- For the reasons expressed above the appeal should be dismissed, with costs.
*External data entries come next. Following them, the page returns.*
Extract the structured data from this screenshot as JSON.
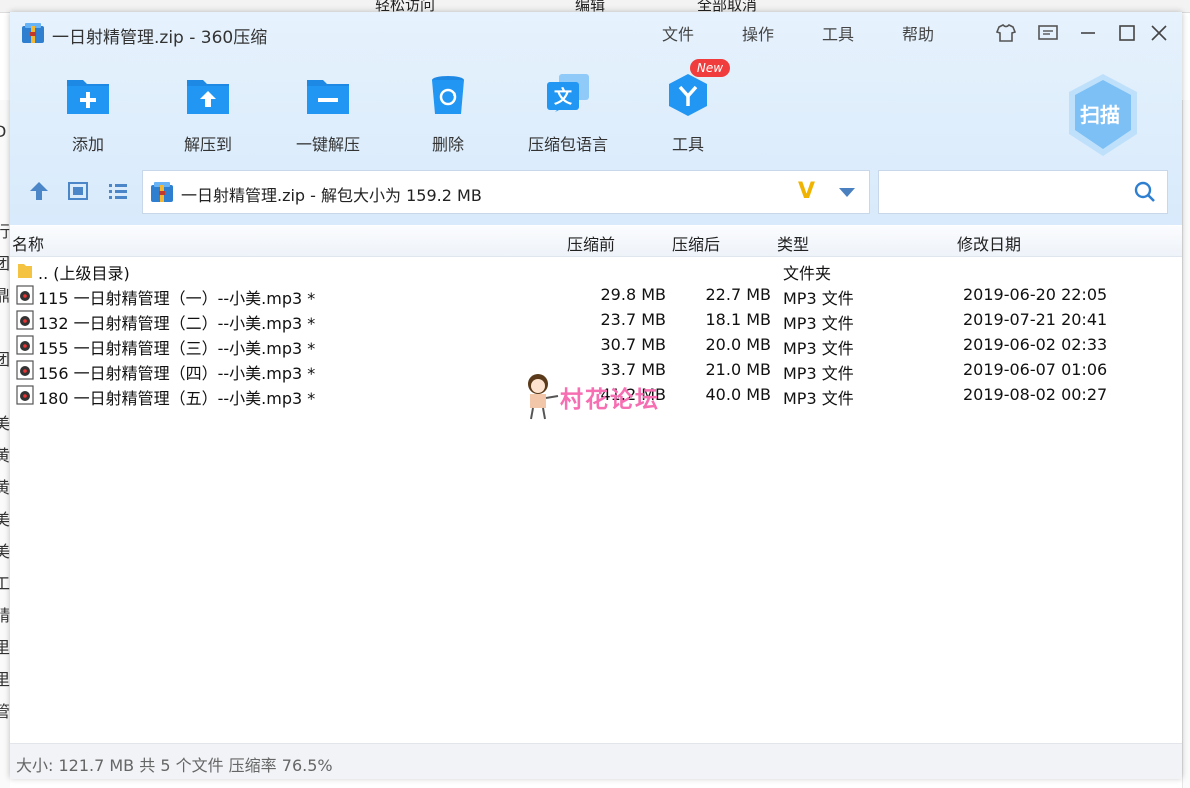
{
  "background": {
    "top_fragments": [
      "轻松访问",
      "全部取消",
      "编辑"
    ],
    "left_fragments": [
      "D",
      "行",
      "团",
      "鼎",
      "团",
      "美",
      "黄",
      "黄",
      "美",
      "美",
      "工",
      "精",
      "里",
      "里",
      "管"
    ]
  },
  "window": {
    "title": "一日射精管理.zip - 360压缩",
    "menus": [
      "文件",
      "操作",
      "工具",
      "帮助"
    ],
    "controls": {
      "skin": "skin-icon",
      "feedback": "feedback-icon",
      "minimize": "minimize-icon",
      "maximize": "maximize-icon",
      "close": "close-icon"
    }
  },
  "toolbar": {
    "items": [
      {
        "label": "添加",
        "icon": "add-folder-icon"
      },
      {
        "label": "解压到",
        "icon": "extract-to-icon"
      },
      {
        "label": "一键解压",
        "icon": "one-click-extract-icon"
      },
      {
        "label": "删除",
        "icon": "delete-icon"
      },
      {
        "label": "压缩包语言",
        "icon": "language-icon"
      },
      {
        "label": "工具",
        "icon": "tools-icon"
      }
    ],
    "new_badge": "New",
    "scan_label": "扫描"
  },
  "address": {
    "text": "一日射精管理.zip - 解包大小为 159.2 MB",
    "v_mark": "V",
    "search_placeholder": ""
  },
  "columns": {
    "name": "名称",
    "before": "压缩前",
    "after": "压缩后",
    "type": "类型",
    "date": "修改日期"
  },
  "parent_row": {
    "name": ".. (上级目录)",
    "type": "文件夹"
  },
  "files": [
    {
      "name": "115 一日射精管理（一）--小美.mp3 *",
      "before": "29.8 MB",
      "after": "22.7 MB",
      "type": "MP3 文件",
      "date": "2019-06-20 22:05"
    },
    {
      "name": "132 一日射精管理（二）--小美.mp3 *",
      "before": "23.7 MB",
      "after": "18.1 MB",
      "type": "MP3 文件",
      "date": "2019-07-21 20:41"
    },
    {
      "name": "155 一日射精管理（三）--小美.mp3 *",
      "before": "30.7 MB",
      "after": "20.0 MB",
      "type": "MP3 文件",
      "date": "2019-06-02 02:33"
    },
    {
      "name": "156 一日射精管理（四）--小美.mp3 *",
      "before": "33.7 MB",
      "after": "21.0 MB",
      "type": "MP3 文件",
      "date": "2019-06-07 01:06"
    },
    {
      "name": "180 一日射精管理（五）--小美.mp3 *",
      "before": "41.2 MB",
      "after": "40.0 MB",
      "type": "MP3 文件",
      "date": "2019-08-02 00:27"
    }
  ],
  "watermark": "村花论坛",
  "status": "大小: 121.7 MB 共 5 个文件 压缩率 76.5%",
  "colors": {
    "accent": "#1e88e5",
    "header_bg": "#dceefc",
    "badge": "#f03c3c",
    "watermark": "#f66fb3"
  }
}
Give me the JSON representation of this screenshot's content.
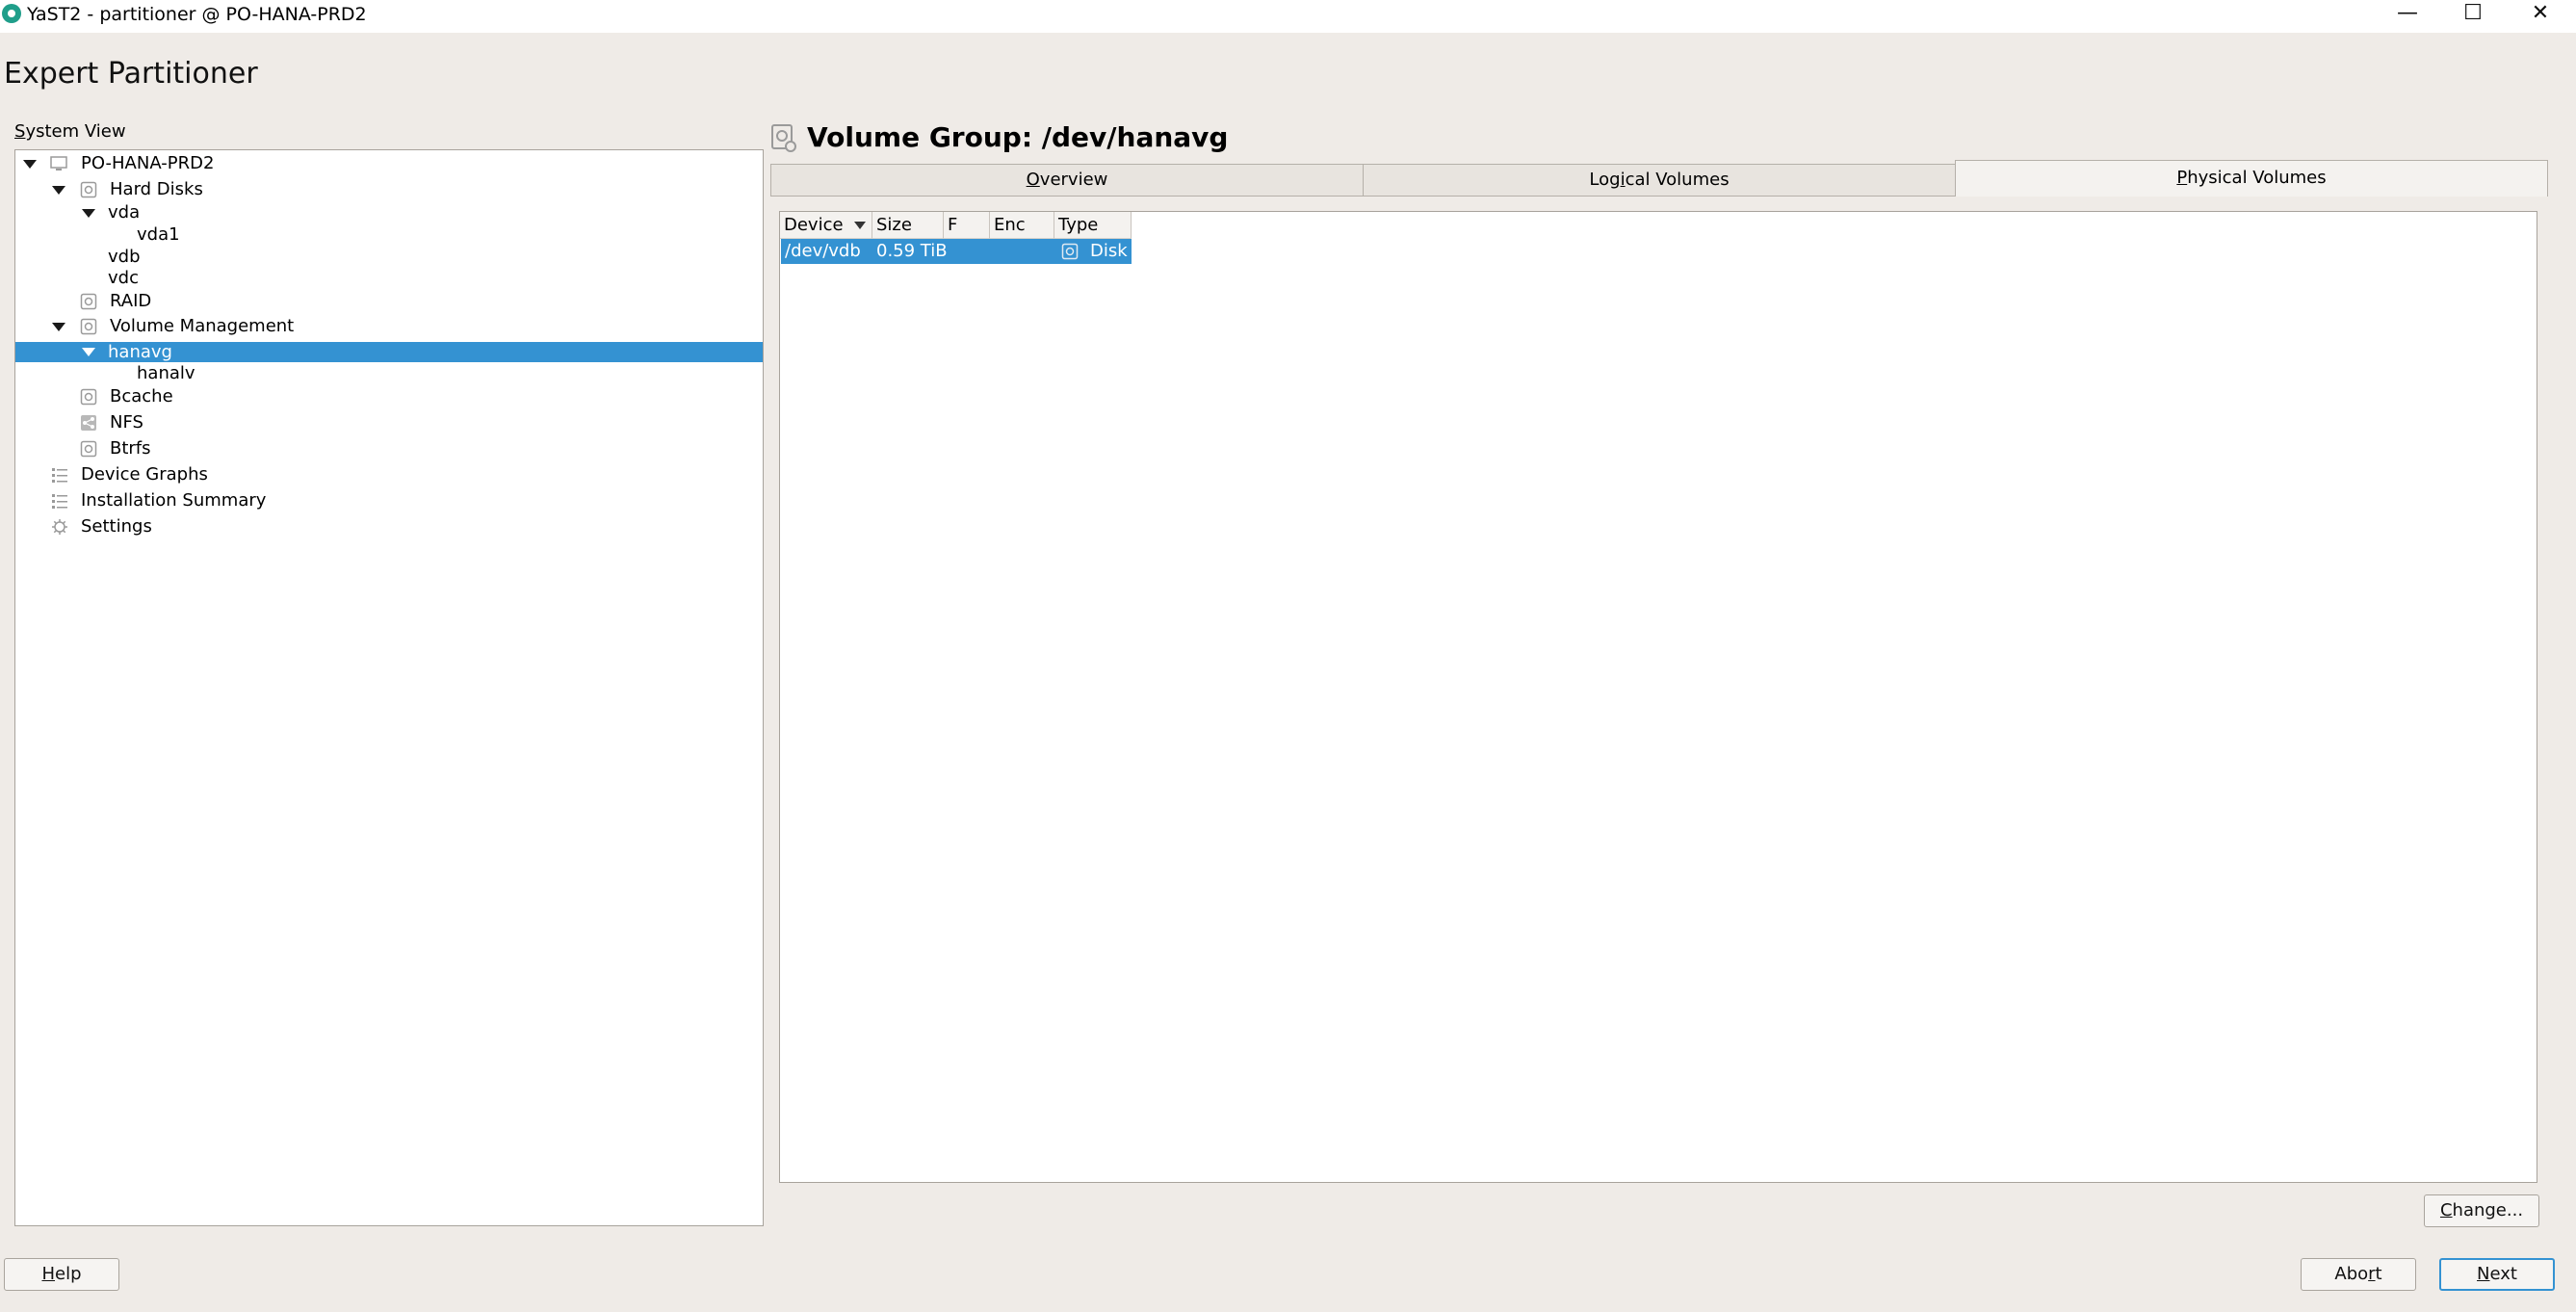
{
  "window": {
    "title": "YaST2 - partitioner @ PO-HANA-PRD2",
    "minimize_glyph": "—",
    "maximize_glyph": "☐",
    "close_glyph": "✕"
  },
  "page_title": "Expert Partitioner",
  "system_view": {
    "label_first": "S",
    "label_rest": "ystem View",
    "tree": [
      {
        "label": "PO-HANA-PRD2",
        "icon": "computer-icon",
        "expanded": true,
        "level": 0
      },
      {
        "label": "Hard Disks",
        "icon": "disk-icon",
        "expanded": true,
        "level": 1
      },
      {
        "label": "vda",
        "expanded": true,
        "level": 2
      },
      {
        "label": "vda1",
        "level": 3
      },
      {
        "label": "vdb",
        "level": 2
      },
      {
        "label": "vdc",
        "level": 2
      },
      {
        "label": "RAID",
        "icon": "raid-icon",
        "level": 1
      },
      {
        "label": "Volume Management",
        "icon": "volume-management-icon",
        "expanded": true,
        "level": 1
      },
      {
        "label": "hanavg",
        "expanded": true,
        "selected": true,
        "level": 2
      },
      {
        "label": "hanalv",
        "level": 3
      },
      {
        "label": "Bcache",
        "icon": "bcache-icon",
        "level": 1
      },
      {
        "label": "NFS",
        "icon": "nfs-icon",
        "level": 1
      },
      {
        "label": "Btrfs",
        "icon": "btrfs-icon",
        "level": 1
      },
      {
        "label": "Device Graphs",
        "icon": "device-graphs-icon",
        "level": 0
      },
      {
        "label": "Installation Summary",
        "icon": "installation-summary-icon",
        "level": 0
      },
      {
        "label": "Settings",
        "icon": "settings-icon",
        "level": 0
      }
    ]
  },
  "volume_group": {
    "title": "Volume Group: /dev/hanavg",
    "tabs": [
      {
        "first": "O",
        "rest": "verview"
      },
      {
        "pre": "Log",
        "u": "i",
        "post": "cal Volumes"
      },
      {
        "first": "P",
        "rest": "hysical Volumes",
        "active": true
      }
    ],
    "table": {
      "columns": [
        "Device",
        "Size",
        "F",
        "Enc",
        "Type"
      ],
      "rows": [
        {
          "device": "/dev/vdb",
          "size": "0.59 TiB",
          "f": "",
          "enc": "",
          "type": "Disk",
          "selected": true
        }
      ]
    }
  },
  "buttons": {
    "change": {
      "first": "C",
      "rest": "hange..."
    },
    "help": {
      "first": "H",
      "rest": "elp"
    },
    "abort": {
      "pre": "Abo",
      "u": "r",
      "post": "t"
    },
    "next": {
      "first": "N",
      "rest": "ext"
    }
  },
  "colors": {
    "selection": "#3492d2",
    "background": "#efebe7",
    "app_icon": "#1f9e8a"
  }
}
I propose the following orders:
- Appeal dismissed.
- The appellant pay the respondent’s costs of and incidental to the appeal.
- MULLINS JA: I agree with Morrison JA.
 Webb v Sunshine Coast Hospital and Health Services  QSC 316.
 To which I shall refer as the Health Service.
 Paragraphs 13-16.
 Paragraphs 17-18.
 Paragraphs 19-20.
 Paragraphs 21-27.
 Paragraphs 28-36.
 Paragraphs 37-40.
 Paragraphs 41-57.
 Paragraphs 58-63.
 Paragraphs 64-67.
 Paragraphs 68-77.
 Paragraph 78.
 Paragraphs 79-94.
 Which included allegations of reckless indifference on the part of Mr Hegarty, as well as malice.
 Again, alleging reckless indifference and malice.
 Webb v Sunshine Coast Hospital and Health Service & Anor  QCAT 40; AB 503.
 Paragraphs - of the reasons.
 Paragraphs - of the reasons.
 Paragraph  of the reasons.
 Paragraphs - of the reasons.
 Webb v Sunshine Coast Hospital and Health Service & Anor  QCAT 31; AB 511.
 Member’s reasons .
 Member’s reasons -.
 Member’s reasons - and -.
 Member’s reasons -.
 Member’s reasons .
 Webb v Sunshine Coast Hospital and Health Service & Anor  QCATA 20; AB 540.
 QCATA reasons .
 QCATA reasons .
 QCATA reasons .
 QCATA reasons -.
 QCATA reasons .
 QCATA reasons -.
 QCATA reasons .
 Reasons below -.
 Reasons below .
 Reasons below .
 Reasons below -.
 Appellant’s summary of argument at first instance, paragraph 22, AB 758.
 Member Browne’s reasons -, and QCATA .
 Those before Member Browne and QCATA.
 Reasons below -.
 Reasons below .
 (1939) 62 CLR 464, 531-532;  HCA 23; emphasis added; internal citations omitted.
  EngR 264; (1855) 4 E & B 780, 794.
 Hartington Middle Quarter at ; emphasis added.
 Senior Member’s reasons .
 Senior Member’s reasons ,  and .
 Senior Member’s reasons .
 Senior Member’s reasons -.
 Senior Member’s reasons .
 Senior Member’s reasons , , - and .
 AB 789-793.
 That being the letter by which Mr Hegarty renewed a direction for Mrs Webb to attend an independent medical examination, and suspended her on full pay: see paragraph 20, AB 24.
 I note that in several cases the complaint depends upon other paragraphs being struck out.
 That being a letter advising that Mrs Webb’s suspension under s 189 of the Public Service Act had ended, and directing her to return to work: paragraphs 55 and 56, AB 38-39.
 (2011) 243 CLR 181;  HCA 24.
 Wainohu v New South Wales at -; internal citations omitted.
 Wainohu v New South Wales at ; The Trustee of the Property of Paul Jason Uhrhane, A Bankrupt v Gunn  QCA 75 at .
  2 Qd R 522;  QCA 269.
 With whom Fraser JA and Morrison JA concurred.
 R v Kay at ; internal citations omitted.
  QCA 220 at .
 (2017) 91 ALJR 698;  HCA 25 at .
 Hollingsworth & Ors v Johnston & Anor  QCA 351 at ; House v The King (1936) 55 CLR 499, 505;  HCA 40; Adam P Brown Male Fashions Pty Ltd v Philip Morris Inc  HCA 39; (1981) 148 CLR 170, 176; Hogan v Australian Crime Commission  HCA 21; (2010) 240 CLR 651, .
- Published Case Name:
Sunshine Coast Hospital and Health Service v Webb
- Shortened Case Name:
Sunshine Coast Hospital and Health Service v Webb
 QCA 189
Fraser JA, Morrison JA, Mullins JA
04 Sep 2020